Task material: Begin

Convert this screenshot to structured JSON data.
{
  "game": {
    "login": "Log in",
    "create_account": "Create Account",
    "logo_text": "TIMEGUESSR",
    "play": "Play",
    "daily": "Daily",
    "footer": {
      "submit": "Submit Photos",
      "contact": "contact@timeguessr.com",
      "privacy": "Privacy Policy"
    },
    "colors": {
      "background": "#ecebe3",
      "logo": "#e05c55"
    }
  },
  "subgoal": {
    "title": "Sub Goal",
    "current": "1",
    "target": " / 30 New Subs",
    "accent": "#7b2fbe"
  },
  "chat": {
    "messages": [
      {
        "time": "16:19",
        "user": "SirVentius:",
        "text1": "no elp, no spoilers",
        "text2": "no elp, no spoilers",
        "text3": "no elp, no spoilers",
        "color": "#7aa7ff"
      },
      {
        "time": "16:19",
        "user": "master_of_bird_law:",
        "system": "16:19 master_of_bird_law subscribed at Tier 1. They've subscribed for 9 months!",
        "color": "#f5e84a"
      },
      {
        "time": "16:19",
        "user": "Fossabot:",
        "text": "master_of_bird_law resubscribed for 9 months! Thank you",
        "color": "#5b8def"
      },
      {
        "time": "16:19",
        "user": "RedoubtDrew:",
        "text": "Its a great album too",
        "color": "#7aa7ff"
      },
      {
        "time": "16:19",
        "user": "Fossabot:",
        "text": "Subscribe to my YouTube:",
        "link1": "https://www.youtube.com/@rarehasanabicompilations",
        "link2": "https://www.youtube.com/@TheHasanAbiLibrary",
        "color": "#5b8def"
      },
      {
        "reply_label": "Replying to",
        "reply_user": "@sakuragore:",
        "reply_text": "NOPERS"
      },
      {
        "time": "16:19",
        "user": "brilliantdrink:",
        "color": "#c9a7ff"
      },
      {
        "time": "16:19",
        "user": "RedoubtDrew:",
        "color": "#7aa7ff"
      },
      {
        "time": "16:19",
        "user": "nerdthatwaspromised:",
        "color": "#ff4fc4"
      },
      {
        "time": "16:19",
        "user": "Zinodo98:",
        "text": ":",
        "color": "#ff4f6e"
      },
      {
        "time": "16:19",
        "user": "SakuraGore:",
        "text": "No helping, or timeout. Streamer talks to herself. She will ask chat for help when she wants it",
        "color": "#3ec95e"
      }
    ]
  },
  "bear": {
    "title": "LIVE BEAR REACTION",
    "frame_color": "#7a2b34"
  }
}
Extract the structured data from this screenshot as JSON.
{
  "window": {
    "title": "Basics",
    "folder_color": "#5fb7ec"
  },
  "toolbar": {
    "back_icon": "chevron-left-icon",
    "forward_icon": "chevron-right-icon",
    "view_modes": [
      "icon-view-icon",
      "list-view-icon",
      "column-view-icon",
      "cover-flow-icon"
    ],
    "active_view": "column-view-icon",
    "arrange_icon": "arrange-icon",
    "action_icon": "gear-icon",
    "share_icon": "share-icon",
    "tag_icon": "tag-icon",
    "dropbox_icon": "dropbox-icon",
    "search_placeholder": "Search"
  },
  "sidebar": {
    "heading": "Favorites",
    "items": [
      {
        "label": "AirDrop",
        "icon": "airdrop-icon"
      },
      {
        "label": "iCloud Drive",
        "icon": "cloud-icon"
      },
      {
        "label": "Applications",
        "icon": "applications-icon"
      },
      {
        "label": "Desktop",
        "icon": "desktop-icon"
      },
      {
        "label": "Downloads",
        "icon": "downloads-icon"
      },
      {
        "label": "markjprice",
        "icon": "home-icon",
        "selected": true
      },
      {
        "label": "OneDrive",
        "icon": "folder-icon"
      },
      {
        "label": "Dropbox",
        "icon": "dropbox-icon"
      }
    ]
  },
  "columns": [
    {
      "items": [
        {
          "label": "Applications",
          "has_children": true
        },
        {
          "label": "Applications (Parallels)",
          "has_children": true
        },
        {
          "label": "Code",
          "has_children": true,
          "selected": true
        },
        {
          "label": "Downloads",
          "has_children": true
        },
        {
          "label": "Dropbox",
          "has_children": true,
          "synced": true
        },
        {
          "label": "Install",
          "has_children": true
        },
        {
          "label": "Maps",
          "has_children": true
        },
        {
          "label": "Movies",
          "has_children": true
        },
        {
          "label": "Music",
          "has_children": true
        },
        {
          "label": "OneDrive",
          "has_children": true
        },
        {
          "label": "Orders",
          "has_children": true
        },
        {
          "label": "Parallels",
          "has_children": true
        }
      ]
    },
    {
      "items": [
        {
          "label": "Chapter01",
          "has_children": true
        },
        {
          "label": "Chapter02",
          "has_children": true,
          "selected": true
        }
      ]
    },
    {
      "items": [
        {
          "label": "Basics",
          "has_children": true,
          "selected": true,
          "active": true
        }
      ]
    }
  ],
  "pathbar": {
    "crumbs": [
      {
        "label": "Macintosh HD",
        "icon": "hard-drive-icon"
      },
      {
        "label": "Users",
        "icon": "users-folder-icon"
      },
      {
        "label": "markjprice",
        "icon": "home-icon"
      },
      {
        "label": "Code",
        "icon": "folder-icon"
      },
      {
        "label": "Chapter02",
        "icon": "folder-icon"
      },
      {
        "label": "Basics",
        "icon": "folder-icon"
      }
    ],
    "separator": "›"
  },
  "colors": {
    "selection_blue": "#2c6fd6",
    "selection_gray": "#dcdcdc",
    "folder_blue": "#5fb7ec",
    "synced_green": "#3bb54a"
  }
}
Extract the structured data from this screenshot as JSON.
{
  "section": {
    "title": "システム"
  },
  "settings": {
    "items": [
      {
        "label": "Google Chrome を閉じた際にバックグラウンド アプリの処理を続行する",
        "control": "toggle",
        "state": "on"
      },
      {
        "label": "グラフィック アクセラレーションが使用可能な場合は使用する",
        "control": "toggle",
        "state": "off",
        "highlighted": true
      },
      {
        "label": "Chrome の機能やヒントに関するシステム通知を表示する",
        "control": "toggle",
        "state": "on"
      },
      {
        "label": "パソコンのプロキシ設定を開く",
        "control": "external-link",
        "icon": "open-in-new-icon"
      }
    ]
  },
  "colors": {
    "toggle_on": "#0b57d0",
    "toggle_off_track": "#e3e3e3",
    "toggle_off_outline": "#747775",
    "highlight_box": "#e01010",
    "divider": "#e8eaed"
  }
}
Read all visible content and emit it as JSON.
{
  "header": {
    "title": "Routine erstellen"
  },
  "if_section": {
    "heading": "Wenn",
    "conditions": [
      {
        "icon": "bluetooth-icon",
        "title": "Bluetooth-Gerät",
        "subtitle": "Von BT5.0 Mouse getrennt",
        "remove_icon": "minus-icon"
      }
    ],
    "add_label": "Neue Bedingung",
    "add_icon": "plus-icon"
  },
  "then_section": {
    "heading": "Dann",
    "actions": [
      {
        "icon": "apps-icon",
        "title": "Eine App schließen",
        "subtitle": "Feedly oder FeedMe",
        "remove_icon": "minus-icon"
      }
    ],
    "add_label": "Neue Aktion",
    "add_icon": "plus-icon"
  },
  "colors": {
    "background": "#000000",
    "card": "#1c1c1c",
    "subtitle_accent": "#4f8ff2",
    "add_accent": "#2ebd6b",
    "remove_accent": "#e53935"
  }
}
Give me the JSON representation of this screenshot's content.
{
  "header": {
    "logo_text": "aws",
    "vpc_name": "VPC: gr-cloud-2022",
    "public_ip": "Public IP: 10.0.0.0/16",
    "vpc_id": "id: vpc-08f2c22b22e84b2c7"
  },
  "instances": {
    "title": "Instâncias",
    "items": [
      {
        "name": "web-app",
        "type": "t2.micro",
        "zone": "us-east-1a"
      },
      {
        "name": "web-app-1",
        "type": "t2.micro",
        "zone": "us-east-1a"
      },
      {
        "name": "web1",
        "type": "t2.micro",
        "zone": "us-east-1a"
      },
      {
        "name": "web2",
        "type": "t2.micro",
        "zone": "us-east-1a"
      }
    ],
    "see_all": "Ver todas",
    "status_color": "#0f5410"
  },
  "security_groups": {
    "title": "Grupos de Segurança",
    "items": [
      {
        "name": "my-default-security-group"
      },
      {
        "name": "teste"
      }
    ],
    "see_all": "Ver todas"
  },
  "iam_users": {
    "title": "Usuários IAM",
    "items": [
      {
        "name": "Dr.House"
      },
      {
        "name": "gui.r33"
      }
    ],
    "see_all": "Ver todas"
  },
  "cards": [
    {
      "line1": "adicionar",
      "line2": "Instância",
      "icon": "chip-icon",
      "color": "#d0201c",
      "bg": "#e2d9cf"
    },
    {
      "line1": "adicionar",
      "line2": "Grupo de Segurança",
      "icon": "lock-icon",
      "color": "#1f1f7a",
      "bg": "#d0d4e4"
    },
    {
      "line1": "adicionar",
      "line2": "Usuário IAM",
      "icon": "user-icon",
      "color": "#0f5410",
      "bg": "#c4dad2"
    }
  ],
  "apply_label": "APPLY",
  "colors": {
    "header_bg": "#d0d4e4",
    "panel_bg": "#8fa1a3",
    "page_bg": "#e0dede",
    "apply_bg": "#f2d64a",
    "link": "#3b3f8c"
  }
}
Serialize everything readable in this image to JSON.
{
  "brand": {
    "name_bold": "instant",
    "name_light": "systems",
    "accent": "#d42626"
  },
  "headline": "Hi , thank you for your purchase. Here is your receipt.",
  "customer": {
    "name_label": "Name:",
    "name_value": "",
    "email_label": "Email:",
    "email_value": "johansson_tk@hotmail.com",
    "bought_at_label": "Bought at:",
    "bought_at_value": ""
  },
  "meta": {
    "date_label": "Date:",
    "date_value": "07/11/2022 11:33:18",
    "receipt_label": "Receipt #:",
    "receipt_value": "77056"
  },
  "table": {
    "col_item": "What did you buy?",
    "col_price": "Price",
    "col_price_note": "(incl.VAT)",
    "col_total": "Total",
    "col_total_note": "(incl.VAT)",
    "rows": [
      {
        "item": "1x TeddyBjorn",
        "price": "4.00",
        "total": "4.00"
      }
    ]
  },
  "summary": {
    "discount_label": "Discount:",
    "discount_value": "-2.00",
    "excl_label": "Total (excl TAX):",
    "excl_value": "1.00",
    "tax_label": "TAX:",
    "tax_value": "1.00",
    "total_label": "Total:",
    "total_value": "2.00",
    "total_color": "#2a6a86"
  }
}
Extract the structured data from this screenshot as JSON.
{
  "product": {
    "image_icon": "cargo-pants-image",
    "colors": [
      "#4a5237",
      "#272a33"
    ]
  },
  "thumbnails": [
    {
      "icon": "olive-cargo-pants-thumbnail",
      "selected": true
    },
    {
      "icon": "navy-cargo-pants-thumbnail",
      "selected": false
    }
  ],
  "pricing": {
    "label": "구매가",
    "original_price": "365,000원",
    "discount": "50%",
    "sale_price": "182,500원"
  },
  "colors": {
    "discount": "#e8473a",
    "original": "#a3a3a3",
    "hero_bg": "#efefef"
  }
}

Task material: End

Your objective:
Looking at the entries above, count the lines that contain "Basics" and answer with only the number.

Response for this exercise:
3